- _Problem to solve_
Would you please give the entries again word for word, with no images in your copy?

- _Supplied records_
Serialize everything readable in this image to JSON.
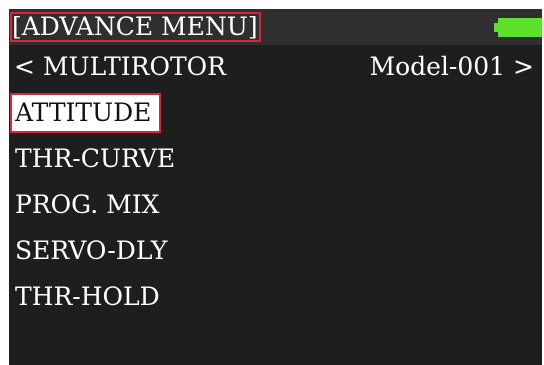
{
  "header": {
    "title": "[ADVANCE MENU]",
    "battery_icon": "battery-full-icon",
    "battery_level": 1.0,
    "battery_color": "#5de22c"
  },
  "nav": {
    "prev_symbol": "<",
    "model_type": "MULTIROTOR",
    "model_name": "Model-001",
    "next_symbol": ">"
  },
  "menu": {
    "selected_index": 0,
    "items": [
      {
        "label": "ATTITUDE"
      },
      {
        "label": "THR-CURVE"
      },
      {
        "label": "PROG. MIX"
      },
      {
        "label": "SERVO-DLY"
      },
      {
        "label": "THR-HOLD"
      }
    ]
  },
  "colors": {
    "screen_bg": "#1e1e1e",
    "title_bar_bg": "#2f2f2f",
    "highlight_bg": "#ffffff",
    "focus_outline": "#d8263a"
  }
}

- _Response below_
Serialize everything readable in this image to JSON.
{
  "header": {
    "title": "[ADVANCE MENU]",
    "battery_icon": "battery-full-icon",
    "battery_level": 1.0,
    "battery_color": "#5de22c"
  },
  "nav": {
    "prev_symbol": "<",
    "model_type": "MULTIROTOR",
    "model_name": "Model-001",
    "next_symbol": ">"
  },
  "menu": {
    "selected_index": 0,
    "items": [
      {
        "label": "ATTITUDE"
      },
      {
        "label": "THR-CURVE"
      },
      {
        "label": "PROG. MIX"
      },
      {
        "label": "SERVO-DLY"
      },
      {
        "label": "THR-HOLD"
      }
    ]
  },
  "colors": {
    "screen_bg": "#1e1e1e",
    "title_bar_bg": "#2f2f2f",
    "highlight_bg": "#ffffff",
    "focus_outline": "#d8263a"
  }
}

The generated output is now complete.